[Source data]

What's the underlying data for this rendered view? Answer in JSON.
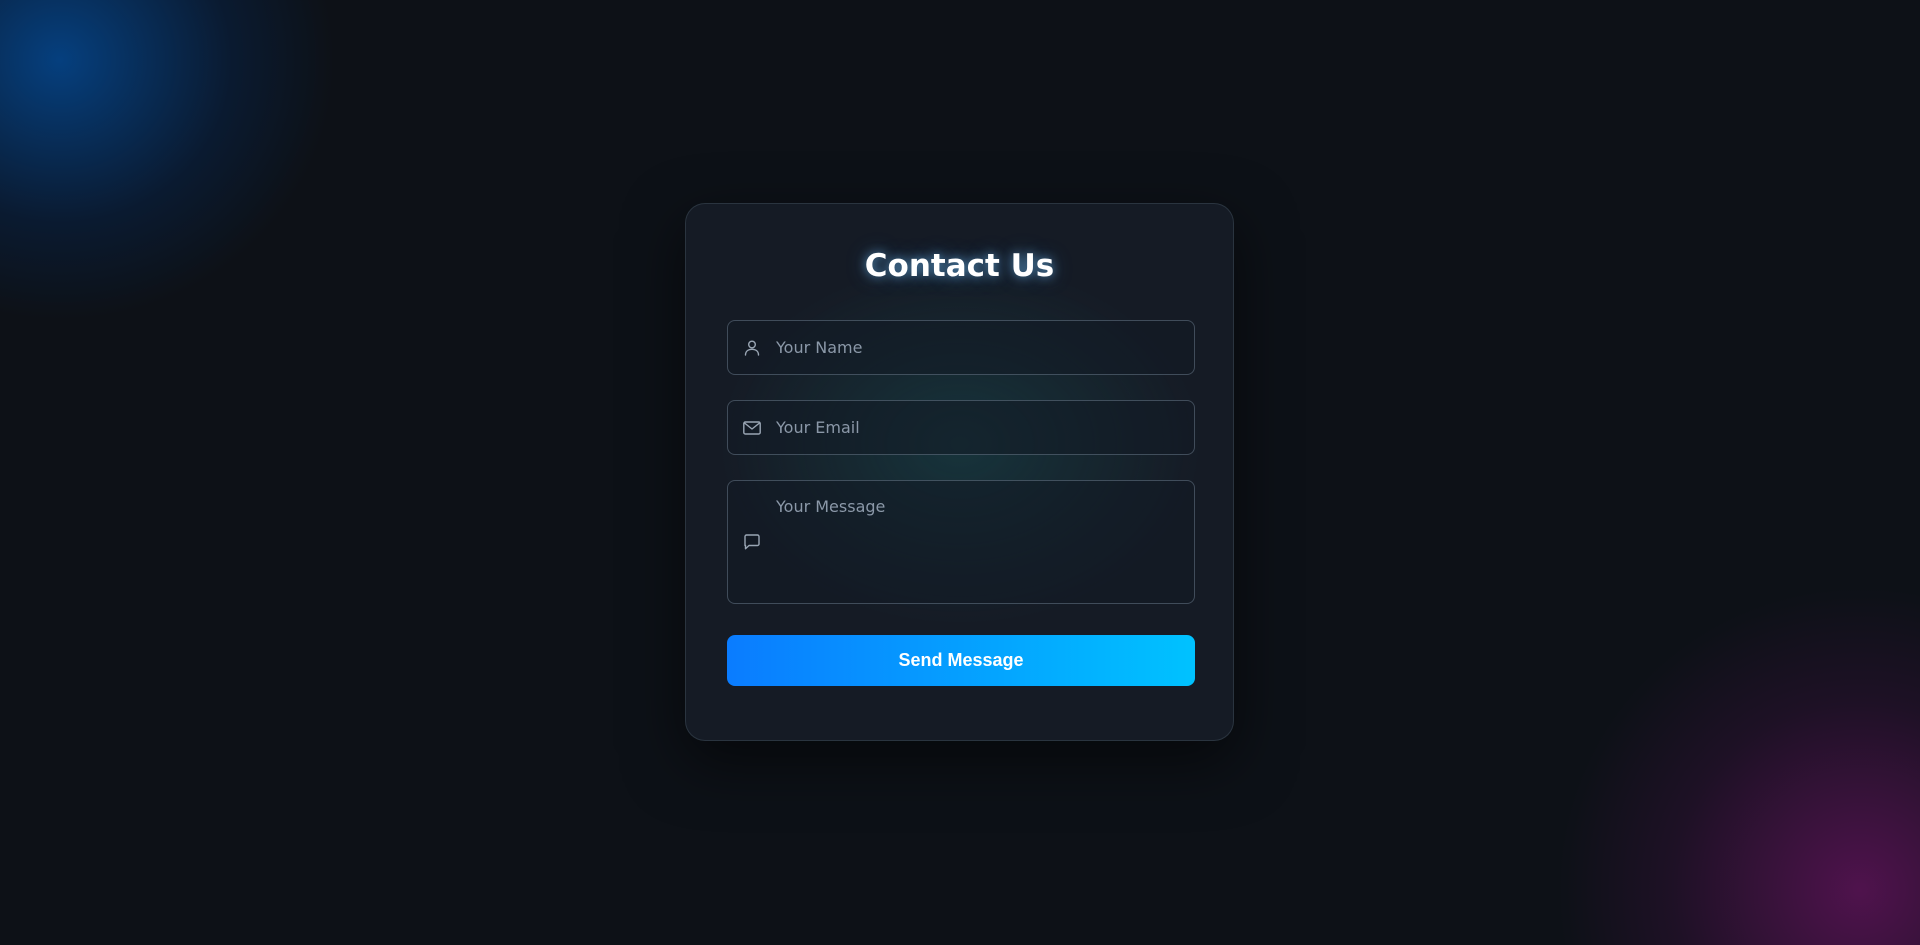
{
  "form": {
    "title": "Contact Us",
    "name_field": {
      "placeholder": "Your Name",
      "value": "",
      "icon": "user-icon"
    },
    "email_field": {
      "placeholder": "Your Email",
      "value": "",
      "icon": "mail-icon"
    },
    "message_field": {
      "placeholder": "Your Message",
      "value": "",
      "icon": "message-bubble-icon"
    },
    "submit_label": "Send Message"
  },
  "colors": {
    "background": "#0d1117",
    "card": "#151b25",
    "button_gradient_start": "#0a7cff",
    "button_gradient_end": "#00c2ff",
    "placeholder": "#8b98a8",
    "glow_top_left": "#005cbe",
    "glow_bottom_right": "#78146e"
  }
}
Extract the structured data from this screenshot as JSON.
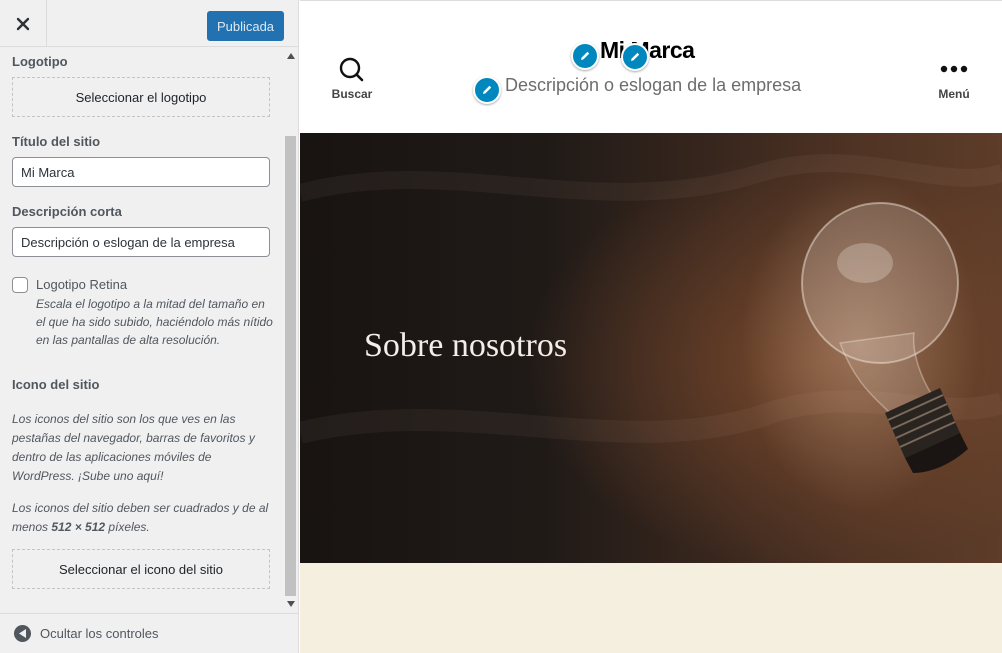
{
  "sidebar": {
    "publish_label": "Publicada",
    "logo": {
      "heading": "Logotipo",
      "select_label": "Seleccionar el logotipo"
    },
    "site_title": {
      "heading": "Título del sitio",
      "value": "Mi Marca"
    },
    "tagline": {
      "heading": "Descripción corta",
      "value": "Descripción o eslogan de la empresa"
    },
    "retina": {
      "label": "Logotipo Retina",
      "checked": false,
      "description": "Escala el logotipo a la mitad del tamaño en el que ha sido subido, haciéndolo más nítido en las pantallas de alta resolución."
    },
    "site_icon": {
      "heading": "Icono del sitio",
      "description_1": "Los iconos del sitio son los que ves en las pestañas del navegador, barras de favoritos y dentro de las aplicaciones móviles de WordPress. ¡Sube uno aquí!",
      "description_2_prefix": "Los iconos del sitio deben ser cuadrados y de al menos ",
      "description_2_size": "512 × 512",
      "description_2_suffix": " píxeles.",
      "select_label": "Seleccionar el icono del sitio"
    },
    "footer_label": "Ocultar los controles"
  },
  "preview": {
    "site_title": "Mi Marca",
    "tagline": "Descripción o eslogan de la empresa",
    "search_label": "Buscar",
    "menu_label": "Menú",
    "hero_title": "Sobre nosotros"
  },
  "colors": {
    "accent": "#2271b1",
    "edit_shortcut": "#0087be",
    "hero_dark": "#141211",
    "below_hero": "#f5efe0"
  },
  "icons": {
    "close": "close-icon",
    "search": "search-icon",
    "menu": "menu-dots-icon",
    "edit": "pencil-icon",
    "hide_controls": "collapse-arrow-icon"
  }
}
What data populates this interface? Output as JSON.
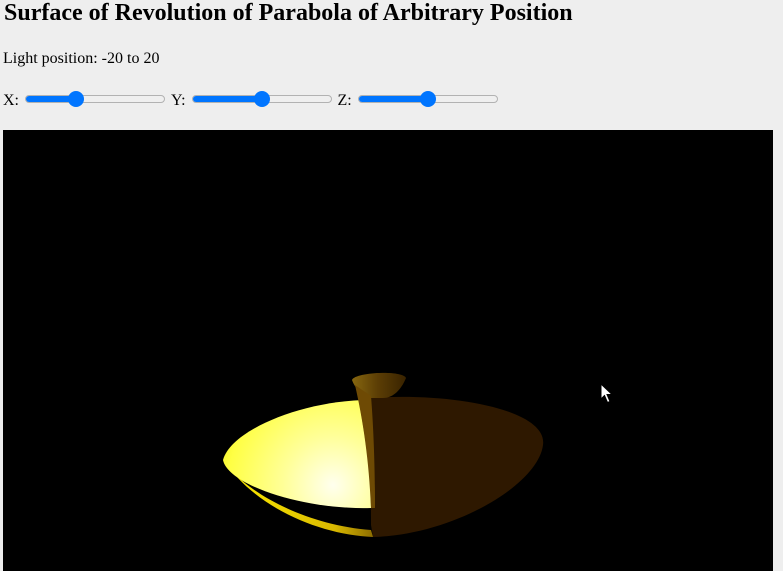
{
  "page": {
    "title": "Surface of Revolution of Parabola of Arbitrary Position",
    "light_label": "Light position: -20 to 20"
  },
  "controls": {
    "range": [
      -20,
      20
    ],
    "sliders": [
      {
        "id": "x",
        "label": "X:",
        "value": -6
      },
      {
        "id": "y",
        "label": "Y:",
        "value": 0
      },
      {
        "id": "z",
        "label": "Z:",
        "value": 0
      }
    ],
    "accent_color": "#0075ff"
  },
  "scene": {
    "background": "#000000",
    "lit_color": "#ffff66",
    "shadow_color": "#2e1800"
  }
}
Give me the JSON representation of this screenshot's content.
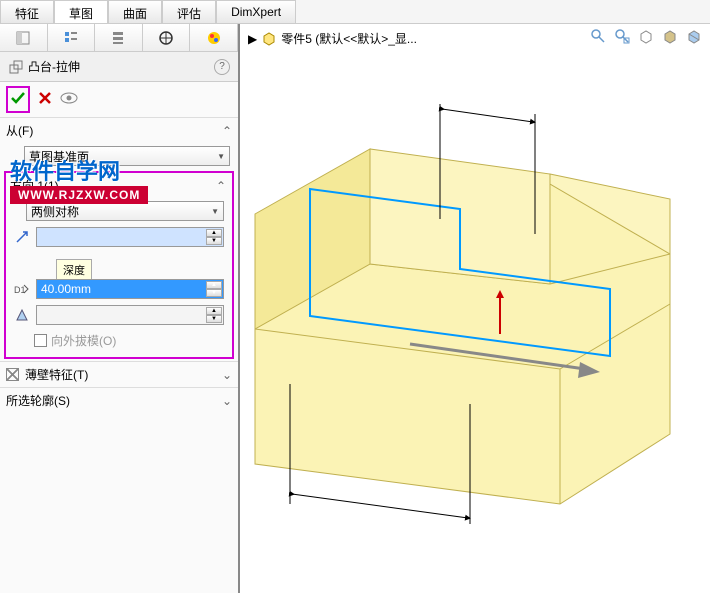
{
  "tabs": [
    "特征",
    "草图",
    "曲面",
    "评估",
    "DimXpert"
  ],
  "feature": {
    "title": "凸台-拉伸"
  },
  "from": {
    "label": "从(F)",
    "plane": "草图基准面"
  },
  "direction": {
    "label": "方向 1(1)",
    "end_condition": "两侧对称",
    "depth_value": "40.00mm",
    "depth_tooltip": "深度",
    "draft_outward": "向外拔模(O)"
  },
  "thin": {
    "label": "薄壁特征(T)"
  },
  "contour": {
    "label": "所选轮廓(S)"
  },
  "breadcrumb": {
    "part": "零件5 (默认<<默认>_显..."
  },
  "watermark": {
    "text": "软件自学网",
    "url": "WWW.RJZXW.COM"
  }
}
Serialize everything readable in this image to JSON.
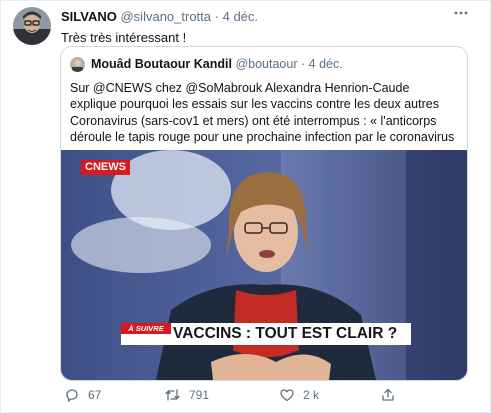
{
  "tweet": {
    "author_name": "SILVANO",
    "author_handle": "@silvano_trotta",
    "separator": "·",
    "date": "4 déc.",
    "text": "Très très intéressant !",
    "more_icon": "more-dots-icon"
  },
  "quoted_tweet": {
    "author_name": "Mouâd Boutaour Kandil",
    "author_handle": "@boutaour",
    "separator": "·",
    "date": "4 déc.",
    "text": "Sur @CNEWS chez @SoMabrouk Alexandra Henrion-Caude explique pourquoi les essais sur les vaccins contre les deux autres Coronavirus (sars-cov1 et mers) ont été interrompus : « l'anticorps déroule le tapis rouge pour une prochaine infection par le coronavirus »",
    "media": {
      "channel_logo": "CNEWS",
      "banner_tag": "À SUIVRE",
      "banner_text": "VACCINS : TOUT EST CLAIR ?"
    }
  },
  "actions": {
    "reply_count": "67",
    "retweet_count": "791",
    "like_count": "2 k",
    "icons": [
      "reply-icon",
      "retweet-icon",
      "like-icon",
      "share-icon"
    ]
  },
  "colors": {
    "text": "#0f1419",
    "muted": "#5b7083",
    "border": "#cfd9de",
    "cnews_red": "#d71920"
  }
}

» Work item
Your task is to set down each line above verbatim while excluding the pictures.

» Exercise response
What's the underlying data for this rendered view? Answer in JSON.
{
  "form": {
    "title": "Contact Us",
    "name_field": {
      "placeholder": "Your Name",
      "value": "",
      "icon": "user-icon"
    },
    "email_field": {
      "placeholder": "Your Email",
      "value": "",
      "icon": "mail-icon"
    },
    "message_field": {
      "placeholder": "Your Message",
      "value": "",
      "icon": "message-bubble-icon"
    },
    "submit_label": "Send Message"
  },
  "colors": {
    "background": "#0d1117",
    "card": "#151b25",
    "button_gradient_start": "#0a7cff",
    "button_gradient_end": "#00c2ff",
    "placeholder": "#8b98a8",
    "glow_top_left": "#005cbe",
    "glow_bottom_right": "#78146e"
  }
}
Extract the structured data from this screenshot as JSON.
{
  "sidebar": {
    "publish_label": "Publicada",
    "logo": {
      "heading": "Logotipo",
      "select_label": "Seleccionar el logotipo"
    },
    "site_title": {
      "heading": "Título del sitio",
      "value": "Mi Marca"
    },
    "tagline": {
      "heading": "Descripción corta",
      "value": "Descripción o eslogan de la empresa"
    },
    "retina": {
      "label": "Logotipo Retina",
      "checked": false,
      "description": "Escala el logotipo a la mitad del tamaño en el que ha sido subido, haciéndolo más nítido en las pantallas de alta resolución."
    },
    "site_icon": {
      "heading": "Icono del sitio",
      "description_1": "Los iconos del sitio son los que ves en las pestañas del navegador, barras de favoritos y dentro de las aplicaciones móviles de WordPress. ¡Sube uno aquí!",
      "description_2_prefix": "Los iconos del sitio deben ser cuadrados y de al menos ",
      "description_2_size": "512 × 512",
      "description_2_suffix": " píxeles.",
      "select_label": "Seleccionar el icono del sitio"
    },
    "footer_label": "Ocultar los controles"
  },
  "preview": {
    "site_title": "Mi Marca",
    "tagline": "Descripción o eslogan de la empresa",
    "search_label": "Buscar",
    "menu_label": "Menú",
    "hero_title": "Sobre nosotros"
  },
  "colors": {
    "accent": "#2271b1",
    "edit_shortcut": "#0087be",
    "hero_dark": "#141211",
    "below_hero": "#f5efe0"
  },
  "icons": {
    "close": "close-icon",
    "search": "search-icon",
    "menu": "menu-dots-icon",
    "edit": "pencil-icon",
    "hide_controls": "collapse-arrow-icon"
  }
}
What data populates this interface? Output as JSON.
{
  "page": {
    "title": "Surface of Revolution of Parabola of Arbitrary Position",
    "light_label": "Light position: -20 to 20"
  },
  "controls": {
    "range": [
      -20,
      20
    ],
    "sliders": [
      {
        "id": "x",
        "label": "X:",
        "value": -6
      },
      {
        "id": "y",
        "label": "Y:",
        "value": 0
      },
      {
        "id": "z",
        "label": "Z:",
        "value": 0
      }
    ],
    "accent_color": "#0075ff"
  },
  "scene": {
    "background": "#000000",
    "lit_color": "#ffff66",
    "shadow_color": "#2e1800"
  }
}
Give me the JSON representation of this screenshot's content.
{
  "tabs": [
    "特征",
    "草图",
    "曲面",
    "评估",
    "DimXpert"
  ],
  "feature": {
    "title": "凸台-拉伸"
  },
  "from": {
    "label": "从(F)",
    "plane": "草图基准面"
  },
  "direction": {
    "label": "方向 1(1)",
    "end_condition": "两侧对称",
    "depth_value": "40.00mm",
    "depth_tooltip": "深度",
    "draft_outward": "向外拔模(O)"
  },
  "thin": {
    "label": "薄壁特征(T)"
  },
  "contour": {
    "label": "所选轮廓(S)"
  },
  "breadcrumb": {
    "part": "零件5 (默认<<默认>_显..."
  },
  "watermark": {
    "text": "软件自学网",
    "url": "WWW.RJZXW.COM"
  }
}
Serialize everything readable in this image to JSON.
{
  "tweet": {
    "author_name": "SILVANO",
    "author_handle": "@silvano_trotta",
    "separator": "·",
    "date": "4 déc.",
    "text": "Très très intéressant !",
    "more_icon": "more-dots-icon"
  },
  "quoted_tweet": {
    "author_name": "Mouâd Boutaour Kandil",
    "author_handle": "@boutaour",
    "separator": "·",
    "date": "4 déc.",
    "text": "Sur @CNEWS chez @SoMabrouk Alexandra Henrion-Caude explique pourquoi les essais sur les vaccins contre les deux autres Coronavirus (sars-cov1 et mers) ont été interrompus : « l'anticorps déroule le tapis rouge pour une prochaine infection par le coronavirus »",
    "media": {
      "channel_logo": "CNEWS",
      "banner_tag": "À SUIVRE",
      "banner_text": "VACCINS : TOUT EST CLAIR ?"
    }
  },
  "actions": {
    "reply_count": "67",
    "retweet_count": "791",
    "like_count": "2 k",
    "icons": [
      "reply-icon",
      "retweet-icon",
      "like-icon",
      "share-icon"
    ]
  },
  "colors": {
    "text": "#0f1419",
    "muted": "#5b7083",
    "border": "#cfd9de",
    "cnews_red": "#d71920"
  }
}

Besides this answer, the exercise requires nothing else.